═══ Source data ═══
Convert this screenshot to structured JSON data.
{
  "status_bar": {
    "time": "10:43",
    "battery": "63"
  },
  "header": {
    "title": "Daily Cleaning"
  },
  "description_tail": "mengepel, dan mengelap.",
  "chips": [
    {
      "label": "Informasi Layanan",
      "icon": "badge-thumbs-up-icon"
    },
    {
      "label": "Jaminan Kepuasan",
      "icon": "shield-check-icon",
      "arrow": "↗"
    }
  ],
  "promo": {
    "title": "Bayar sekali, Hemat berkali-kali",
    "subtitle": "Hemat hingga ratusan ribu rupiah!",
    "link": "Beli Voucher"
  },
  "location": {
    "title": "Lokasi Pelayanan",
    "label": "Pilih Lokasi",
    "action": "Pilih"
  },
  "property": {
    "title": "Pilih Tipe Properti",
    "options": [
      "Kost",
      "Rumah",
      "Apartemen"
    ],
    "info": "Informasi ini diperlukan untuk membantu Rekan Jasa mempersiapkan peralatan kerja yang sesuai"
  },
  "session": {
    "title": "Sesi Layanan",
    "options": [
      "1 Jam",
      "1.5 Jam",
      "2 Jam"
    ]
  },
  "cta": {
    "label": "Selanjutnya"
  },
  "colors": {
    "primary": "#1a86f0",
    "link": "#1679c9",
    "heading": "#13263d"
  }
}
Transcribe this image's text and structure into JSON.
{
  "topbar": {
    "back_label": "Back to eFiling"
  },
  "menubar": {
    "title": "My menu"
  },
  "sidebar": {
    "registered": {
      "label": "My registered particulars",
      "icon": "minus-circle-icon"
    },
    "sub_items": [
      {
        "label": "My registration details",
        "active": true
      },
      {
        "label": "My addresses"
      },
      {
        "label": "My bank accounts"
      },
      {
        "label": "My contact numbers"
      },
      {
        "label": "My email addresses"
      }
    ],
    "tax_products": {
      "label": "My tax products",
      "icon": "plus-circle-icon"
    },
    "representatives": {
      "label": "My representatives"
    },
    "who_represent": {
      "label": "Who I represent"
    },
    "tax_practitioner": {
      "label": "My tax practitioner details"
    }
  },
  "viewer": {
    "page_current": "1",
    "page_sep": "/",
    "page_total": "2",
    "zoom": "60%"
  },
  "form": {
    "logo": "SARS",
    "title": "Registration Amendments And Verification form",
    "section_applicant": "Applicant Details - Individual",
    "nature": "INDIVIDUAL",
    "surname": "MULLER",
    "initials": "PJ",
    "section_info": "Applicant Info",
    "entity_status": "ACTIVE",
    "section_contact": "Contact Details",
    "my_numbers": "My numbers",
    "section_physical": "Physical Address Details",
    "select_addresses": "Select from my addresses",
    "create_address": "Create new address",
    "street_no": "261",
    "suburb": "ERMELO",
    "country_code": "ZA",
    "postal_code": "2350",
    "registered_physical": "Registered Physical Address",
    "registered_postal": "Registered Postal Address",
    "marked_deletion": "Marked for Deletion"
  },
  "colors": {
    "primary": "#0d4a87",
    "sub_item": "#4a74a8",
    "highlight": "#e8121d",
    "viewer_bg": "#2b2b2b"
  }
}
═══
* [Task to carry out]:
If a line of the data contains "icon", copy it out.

* [Answer box]:
      "icon": "badge-thumbs-up-icon"
      "icon": "shield-check-icon",
      "icon": "minus-circle-icon"
      "icon": "plus-circle-icon"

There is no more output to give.